WHAT THE EXERCISE ASKS =
Print the data that follows, exactly and completely.

RECORDS PROVIDED =
_____

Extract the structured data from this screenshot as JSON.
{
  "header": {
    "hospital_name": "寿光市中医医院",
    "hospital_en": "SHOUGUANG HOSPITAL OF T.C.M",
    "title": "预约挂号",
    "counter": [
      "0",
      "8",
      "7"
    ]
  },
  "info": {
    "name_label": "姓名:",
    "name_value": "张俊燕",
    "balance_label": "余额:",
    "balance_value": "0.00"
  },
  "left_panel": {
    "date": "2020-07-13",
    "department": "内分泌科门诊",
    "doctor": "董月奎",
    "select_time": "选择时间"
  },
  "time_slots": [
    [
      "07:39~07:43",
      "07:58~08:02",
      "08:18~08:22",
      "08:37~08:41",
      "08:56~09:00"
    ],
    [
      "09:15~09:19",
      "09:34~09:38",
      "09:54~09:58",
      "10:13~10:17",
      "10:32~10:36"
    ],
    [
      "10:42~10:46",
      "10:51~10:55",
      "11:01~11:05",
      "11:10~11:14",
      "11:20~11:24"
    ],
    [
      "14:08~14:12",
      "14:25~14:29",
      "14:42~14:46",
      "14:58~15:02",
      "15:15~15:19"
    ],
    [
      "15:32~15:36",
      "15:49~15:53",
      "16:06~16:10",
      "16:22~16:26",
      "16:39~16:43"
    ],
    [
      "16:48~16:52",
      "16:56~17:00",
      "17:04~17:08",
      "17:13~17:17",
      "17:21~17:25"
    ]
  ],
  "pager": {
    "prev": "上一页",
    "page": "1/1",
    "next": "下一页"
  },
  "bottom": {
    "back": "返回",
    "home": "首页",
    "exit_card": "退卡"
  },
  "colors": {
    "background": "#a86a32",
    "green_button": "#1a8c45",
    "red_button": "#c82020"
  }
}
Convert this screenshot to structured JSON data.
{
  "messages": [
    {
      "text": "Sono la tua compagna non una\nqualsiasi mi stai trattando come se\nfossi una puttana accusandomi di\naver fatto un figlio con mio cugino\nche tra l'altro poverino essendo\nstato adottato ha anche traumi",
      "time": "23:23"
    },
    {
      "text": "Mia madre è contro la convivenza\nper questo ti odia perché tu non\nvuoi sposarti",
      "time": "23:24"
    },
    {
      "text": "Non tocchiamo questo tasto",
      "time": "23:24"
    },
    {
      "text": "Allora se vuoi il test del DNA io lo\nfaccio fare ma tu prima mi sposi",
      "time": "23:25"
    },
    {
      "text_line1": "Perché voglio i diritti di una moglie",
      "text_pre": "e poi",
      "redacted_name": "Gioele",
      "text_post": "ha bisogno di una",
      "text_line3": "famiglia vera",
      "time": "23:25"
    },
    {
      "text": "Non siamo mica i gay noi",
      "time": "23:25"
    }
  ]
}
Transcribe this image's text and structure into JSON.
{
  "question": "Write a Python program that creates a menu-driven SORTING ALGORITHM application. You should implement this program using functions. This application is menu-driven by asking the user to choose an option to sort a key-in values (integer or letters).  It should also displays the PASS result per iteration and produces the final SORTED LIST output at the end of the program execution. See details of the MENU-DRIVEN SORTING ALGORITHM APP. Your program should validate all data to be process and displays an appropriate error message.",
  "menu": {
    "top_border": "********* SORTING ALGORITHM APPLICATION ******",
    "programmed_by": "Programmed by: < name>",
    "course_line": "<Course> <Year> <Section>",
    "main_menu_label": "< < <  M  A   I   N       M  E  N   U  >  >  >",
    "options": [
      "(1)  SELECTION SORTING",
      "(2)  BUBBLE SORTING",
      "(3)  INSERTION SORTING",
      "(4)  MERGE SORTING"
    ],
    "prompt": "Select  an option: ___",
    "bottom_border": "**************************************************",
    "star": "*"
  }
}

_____

ANSWER SECTION =
Extract the structured data from this screenshot as JSON.
{
  "header": {
    "hospital_name": "寿光市中医医院",
    "hospital_en": "SHOUGUANG HOSPITAL OF T.C.M",
    "title": "预约挂号",
    "counter": [
      "0",
      "8",
      "7"
    ]
  },
  "info": {
    "name_label": "姓名:",
    "name_value": "张俊燕",
    "balance_label": "余额:",
    "balance_value": "0.00"
  },
  "left_panel": {
    "date": "2020-07-13",
    "department": "内分泌科门诊",
    "doctor": "董月奎",
    "select_time": "选择时间"
  },
  "time_slots": [
    [
      "07:39~07:43",
      "07:58~08:02",
      "08:18~08:22",
      "08:37~08:41",
      "08:56~09:00"
    ],
    [
      "09:15~09:19",
      "09:34~09:38",
      "09:54~09:58",
      "10:13~10:17",
      "10:32~10:36"
    ],
    [
      "10:42~10:46",
      "10:51~10:55",
      "11:01~11:05",
      "11:10~11:14",
      "11:20~11:24"
    ],
    [
      "14:08~14:12",
      "14:25~14:29",
      "14:42~14:46",
      "14:58~15:02",
      "15:15~15:19"
    ],
    [
      "15:32~15:36",
      "15:49~15:53",
      "16:06~16:10",
      "16:22~16:26",
      "16:39~16:43"
    ],
    [
      "16:48~16:52",
      "16:56~17:00",
      "17:04~17:08",
      "17:13~17:17",
      "17:21~17:25"
    ]
  ],
  "pager": {
    "prev": "上一页",
    "page": "1/1",
    "next": "下一页"
  },
  "bottom": {
    "back": "返回",
    "home": "首页",
    "exit_card": "退卡"
  },
  "colors": {
    "background": "#a86a32",
    "green_button": "#1a8c45",
    "red_button": "#c82020"
  }
}
Convert this screenshot to structured JSON data.
{
  "messages": [
    {
      "text": "Sono la tua compagna non una\nqualsiasi mi stai trattando come se\nfossi una puttana accusandomi di\naver fatto un figlio con mio cugino\nche tra l'altro poverino essendo\nstato adottato ha anche traumi",
      "time": "23:23"
    },
    {
      "text": "Mia madre è contro la convivenza\nper questo ti odia perché tu non\nvuoi sposarti",
      "time": "23:24"
    },
    {
      "text": "Non tocchiamo questo tasto",
      "time": "23:24"
    },
    {
      "text": "Allora se vuoi il test del DNA io lo\nfaccio fare ma tu prima mi sposi",
      "time": "23:25"
    },
    {
      "text_line1": "Perché voglio i diritti di una moglie",
      "text_pre": "e poi",
      "redacted_name": "Gioele",
      "text_post": "ha bisogno di una",
      "text_line3": "famiglia vera",
      "time": "23:25"
    },
    {
      "text": "Non siamo mica i gay noi",
      "time": "23:25"
    }
  ]
}
Transcribe this image's text and structure into JSON.
{
  "question": "Write a Python program that creates a menu-driven SORTING ALGORITHM application. You should implement this program using functions. This application is menu-driven by asking the user to choose an option to sort a key-in values (integer or letters).  It should also displays the PASS result per iteration and produces the final SORTED LIST output at the end of the program execution. See details of the MENU-DRIVEN SORTING ALGORITHM APP. Your program should validate all data to be process and displays an appropriate error message.",
  "menu": {
    "top_border": "********* SORTING ALGORITHM APPLICATION ******",
    "programmed_by": "Programmed by: < name>",
    "course_line": "<Course> <Year> <Section>",
    "main_menu_label": "< < <  M  A   I   N       M  E  N   U  >  >  >",
    "options": [
      "(1)  SELECTION SORTING",
      "(2)  BUBBLE SORTING",
      "(3)  INSERTION SORTING",
      "(4)  MERGE SORTING"
    ],
    "prompt": "Select  an option: ___",
    "bottom_border": "**************************************************",
    "star": "*"
  }
}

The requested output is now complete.